ANTIGUA, Guatemala: The Organization of American States (OAS) wrapped up a ministerial meeting on Thursday (Friday in Manila) focused on costly efforts to combat a rampant drug scourge that has claimed tens of thousands of lives.
OAS Secretary General Jose Miguel Insulza said that, member states have taken an important step by producing a report covering “all stages of drug trafficking from the planting of crops to the final user . . . including dimensions of the problem ranging from health to public security.”
Individual countries must now weigh future actions.
One measure under consideration is legalizing marijuana, a proposal that has previously met with broad resistance but is gaining support from governments overwhelmed by years of runaway drug violence.
However, some countries, like St. Lucia, remain unconvinced.
Alva Baptiste, the Caribbean nation’s foreign minister, cautioned against legalizing marijuana, warning that “consumption has risen” in countries that softened their drug laws.
“We need a policy that is anti-crime and not pro-drug,” Baptiste told the gathering.
According to the United Nations, about 90 percent of the cocaine consumed in the United States passes through Mexico and Central America—a region that also counts among the world’s most violent.
“The price that the transit countries is paying is unjust and intolerable,” said Mireya Aguero, foreign minister of Honduras.
Her Central American country is the most violent in the world, with about 90 homicides each year for every 100,000 residents—nearly 10 times the global median.
The OAS meeting saw the first high-level contact in years between top diplomats from the United States and Venezuela, which were bitterly at odds during the rule of late leftist leader Hugo Chavez, who died earlier this year.

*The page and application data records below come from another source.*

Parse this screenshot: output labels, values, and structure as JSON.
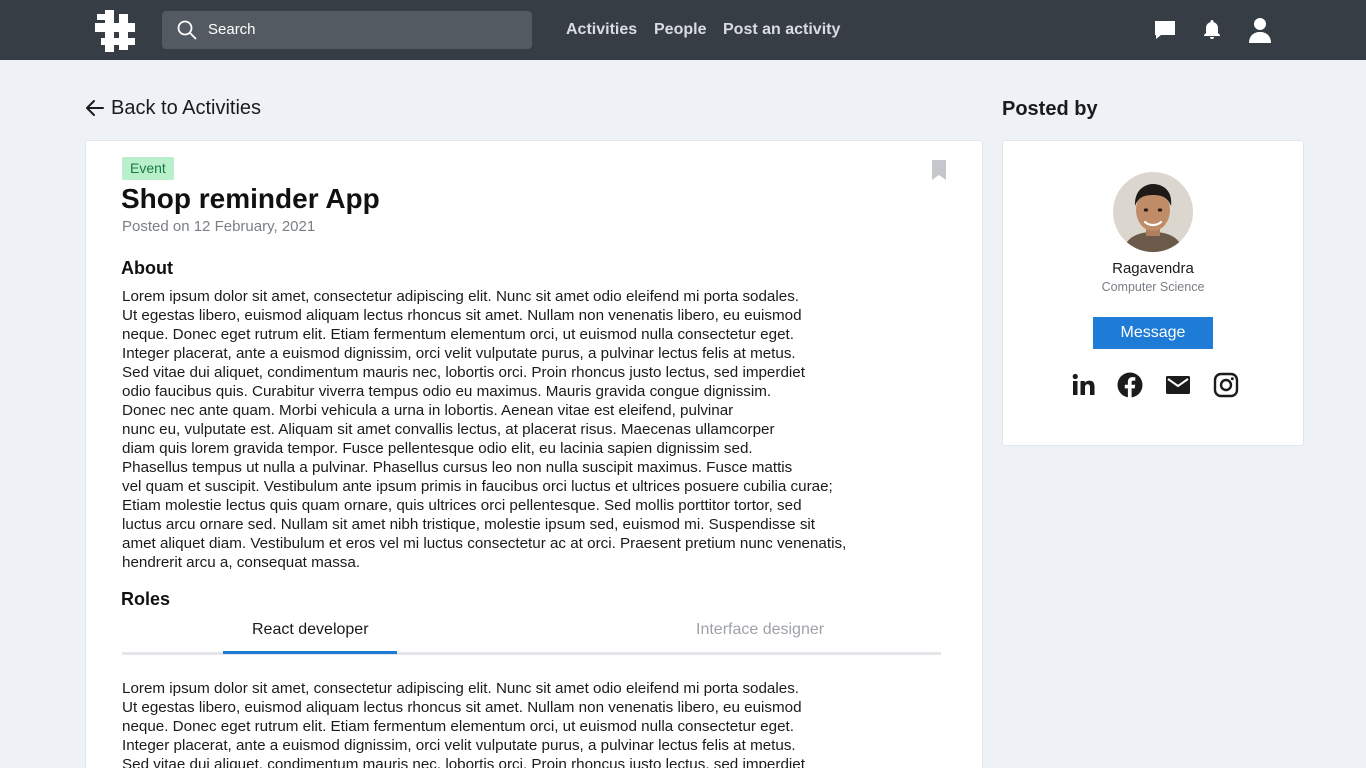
{
  "navbar": {
    "logo": "app-logo",
    "search_placeholder": "Search",
    "links": [
      "Activities",
      "People",
      "Post an activity"
    ],
    "icons": [
      "chat-icon",
      "bell-icon",
      "user-icon"
    ]
  },
  "back_label": "Back to Activities",
  "activity": {
    "badge": "Event",
    "title": "Shop reminder App",
    "posted": "Posted on 12 February, 2021",
    "about_heading": "About",
    "about_text": "Lorem ipsum dolor sit amet, consectetur adipiscing elit. Nunc sit amet odio eleifend mi porta sodales.\nUt egestas libero, euismod aliquam lectus rhoncus sit amet. Nullam non venenatis libero, eu euismod\nneque. Donec eget rutrum elit. Etiam fermentum elementum orci, ut euismod nulla consectetur eget.\nInteger placerat, ante a euismod dignissim, orci velit vulputate purus, a pulvinar lectus felis at metus.\nSed vitae dui aliquet, condimentum mauris nec, lobortis orci. Proin rhoncus justo lectus, sed imperdiet\nodio faucibus quis. Curabitur viverra tempus odio eu maximus. Mauris gravida congue dignissim.\nDonec nec ante quam. Morbi vehicula a urna in lobortis. Aenean vitae est eleifend, pulvinar\nnunc eu, vulputate est. Aliquam sit amet convallis lectus, at placerat risus. Maecenas ullamcorper\ndiam quis lorem gravida tempor. Fusce pellentesque odio elit, eu lacinia sapien dignissim sed.\nPhasellus tempus ut nulla a pulvinar. Phasellus cursus leo non nulla suscipit maximus. Fusce mattis\nvel quam et suscipit. Vestibulum ante ipsum primis in faucibus orci luctus et ultrices posuere cubilia curae;\nEtiam molestie lectus quis quam ornare, quis ultrices orci pellentesque. Sed mollis porttitor tortor, sed\nluctus arcu ornare sed. Nullam sit amet nibh tristique, molestie ipsum sed, euismod mi. Suspendisse sit\namet aliquet diam. Vestibulum et eros vel mi luctus consectetur ac at orci. Praesent pretium nunc venenatis,\nhendrerit arcu a, consequat massa.",
    "roles_heading": "Roles",
    "tabs": [
      "React developer",
      "Interface designer"
    ],
    "role_text": "Lorem ipsum dolor sit amet, consectetur adipiscing elit. Nunc sit amet odio eleifend mi porta sodales.\nUt egestas libero, euismod aliquam lectus rhoncus sit amet. Nullam non venenatis libero, eu euismod\nneque. Donec eget rutrum elit. Etiam fermentum elementum orci, ut euismod nulla consectetur eget.\nInteger placerat, ante a euismod dignissim, orci velit vulputate purus, a pulvinar lectus felis at metus.\nSed vitae dui aliquet, condimentum mauris nec, lobortis orci. Proin rhoncus justo lectus, sed imperdiet"
  },
  "poster": {
    "heading": "Posted by",
    "name": "Ragavendra",
    "department": "Computer Science",
    "message_label": "Message",
    "socials": [
      "linkedin-icon",
      "facebook-icon",
      "email-icon",
      "instagram-icon"
    ]
  },
  "colors": {
    "navbar": "#373d45",
    "accent": "#1e7cd6",
    "badge_bg": "#b8f0cc",
    "badge_text": "#1c7a3f",
    "page_bg": "#eef2f7"
  }
}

Also attending the three-day meeting as observers were representatives from outside the Americas, including China, the European Union, India, Israel, Japan, Russia, South Korea and Thailand.